Chat rooms awful or unlawful? [Archives:2007/1103/Culture]

November 19 2007

By: Nisreen Shadad
For The Yemen Times

Establishing Sharia legislation, prescribing law, laying down rules and regulations, and defining systems is a function specific to Allah alone.

Allah has provided articulate proofs and clear source-evidence in order that believers should have no trouble finding their way to the particulars of His legislation, with reference to some of this source-evidence.

The main source-evidences upon which the entire ummah (Muslim community of believers) fully agrees are the Qur'an and the Sunnah (or Hadith, the teachings and practices of the prophet Mohammed), ijama'a (scholarly consensus) and qiyaas, the process of analogical reasoning from a known injunction (nass) to a new injunction.

Muslims around the world face many problems, but the question remains of whether something is lawful or unlawful? Internet chat rooms are one recent issue scholars have been discussing.

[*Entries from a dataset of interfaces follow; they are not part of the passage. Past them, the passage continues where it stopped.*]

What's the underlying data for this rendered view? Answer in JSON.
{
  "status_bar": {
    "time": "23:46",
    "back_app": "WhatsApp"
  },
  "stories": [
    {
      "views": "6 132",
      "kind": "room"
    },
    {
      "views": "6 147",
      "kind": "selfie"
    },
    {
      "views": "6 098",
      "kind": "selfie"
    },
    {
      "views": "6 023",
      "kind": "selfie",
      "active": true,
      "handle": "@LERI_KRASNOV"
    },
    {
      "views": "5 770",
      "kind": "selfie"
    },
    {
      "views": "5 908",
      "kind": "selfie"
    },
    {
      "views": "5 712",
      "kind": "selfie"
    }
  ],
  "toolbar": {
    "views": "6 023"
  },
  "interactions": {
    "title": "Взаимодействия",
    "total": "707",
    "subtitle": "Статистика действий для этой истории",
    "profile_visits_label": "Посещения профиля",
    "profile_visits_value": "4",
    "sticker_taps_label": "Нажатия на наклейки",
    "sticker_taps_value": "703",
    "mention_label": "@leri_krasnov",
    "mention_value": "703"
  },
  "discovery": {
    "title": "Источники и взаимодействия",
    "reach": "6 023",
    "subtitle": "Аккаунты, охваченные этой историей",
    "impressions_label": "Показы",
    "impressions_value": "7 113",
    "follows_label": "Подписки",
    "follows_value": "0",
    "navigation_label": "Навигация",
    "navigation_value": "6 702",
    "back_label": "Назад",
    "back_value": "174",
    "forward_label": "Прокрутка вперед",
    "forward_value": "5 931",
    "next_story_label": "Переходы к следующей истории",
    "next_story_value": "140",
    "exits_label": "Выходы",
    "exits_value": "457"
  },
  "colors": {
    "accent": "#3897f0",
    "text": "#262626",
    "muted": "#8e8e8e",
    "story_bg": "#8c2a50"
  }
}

According to Ahmed Al-Hadad, a Dubai mufti (a jurist who interprets Muslim law) and lawgiver, internet chat rooms are prohibited because they lead to immoral deeds. Speaking to, he said chat rooms are similar to prohibited places of privacy where people go to do that which is prohibited. Added to that, he says, it wastes time.

Islam protects the soul and body, prohibiting anything that may corrupt them; however, Muslims living in this “bad nest” are wasting their time, money and youth, Al-Hadad asserts.

However, Abdulaziz Atiq, assistant director of the Cultural Center for Foreigners' Call, notes, “We use chat rooms at the center to introduce Islam and many people get to know about it this way.”

As an example, Umm Mohammed, a student at the center, recalls, “Almost five years ago, I met a woman at the Cultural Center who had learned about Islam via chatting and subsequently, came to Yemen to convert and study it.”

Abdullah Al-Hashidi, professor of the Hadith at Iman University, says, “Based on the fiqh (understanding, especially of jurisprudence) principle 'al-wasaa'ilu lahaa ahkaamul-maqaasid' ('the means take on the same ruling as their aims') which the lawgiver has permitted and allowed, whenever something leads to that which is good, it is lawful. But at other times, when they lead to that which is evil, they are added to those matters that are prohibited.”

However, Atiq points out, “The problem is not the glass, but rather, the user of the glass.”

Al-Hashidi agrees, commenting, “Chat rooms, the internet and television are simply tools with two sides – good and bad. We are to avoid the bad and enjoy the good.”

According to Huda Ahmed, an Islamic law student at Sharqeen Mosque, prohibitions are to save the soul and the mind of Muslims, but many become angry upon hearing that something is banned.

In his book, “Islam Between East and West,” the great Bosnian Muslim intellectual Alija Ali Izetbegovic writes: “Morality was born out of prohibition and has remained so until today. Prohibition is religious in nature and origin. Of the Ten Commandments, eight are prohibitions. Morality is always a restrictive or prohibitive principle opposing animal instincts in human nature.”

Therefore, according to Ahmed, the purpose is not to prevent enjoyment, but rather to protect the purity of the heart and the house of faith.

“The importance of man's deeds rests in their effect upon the heart. Deeds are a building whose foundation is faith,” she says.

Ibn Al-Qayyim, one of the Islamic scholars, said that whoever wants his building to be tall, must consolidate its foundation and take great care of it, because it is according to the foundation that his building can reach the highest height and stand firm.

Therefore, Ahmed explains, deeds are considered like a building whose foundation is faith. If the foundation is firm, it will be able to hold the building and have more added to it. Likewise, if any part of the building is destroyed, it will be easy to repair.

However, if the foundation is not firm enough, the building won't be constructed properly or strongly and it will be unstable. If any part of the foundation is destroyed, the building either will collapse or won't stand long before it is destroyed.

Muslims should respect both sides, as certain rulings (fatawa) fit a particular country and need to be applied, but not in another. Understanding the Usool Al-Fiqh (the fundamental principles of Fiqh) principle causes man to understand the comprehensive evidence scholars use from the Qur'an and the Sunnah, said Ahmed.

Ahmed further explains that there are five ahkaam (rulings) upon which fiqh revolve: Waajib (obligation) is that for which the doer is rewarded, while the one who neglects to do it is punished. Haraam (prohibition) is the opposite of an obligation.

Masnoon (recommended) is that for which the doer is rewarded, while the one who neglects to do it is not punished. Makrooh (detested) is the opposite of a recommendation. Lastly, Mubaah (permissible) is where both its doing and its neglect are equivalent.

These five rulings differ widely according to their state, level and effect. Thus, whatever is pure or of overwhelming benefit, the shaari' (lawgiver) commands its performance by either an obligation or a recommendation. Likewise, whatever is pure or of overwhelming harm, the lawgiver ceases its doing with either an absolute prohibition or a dislike.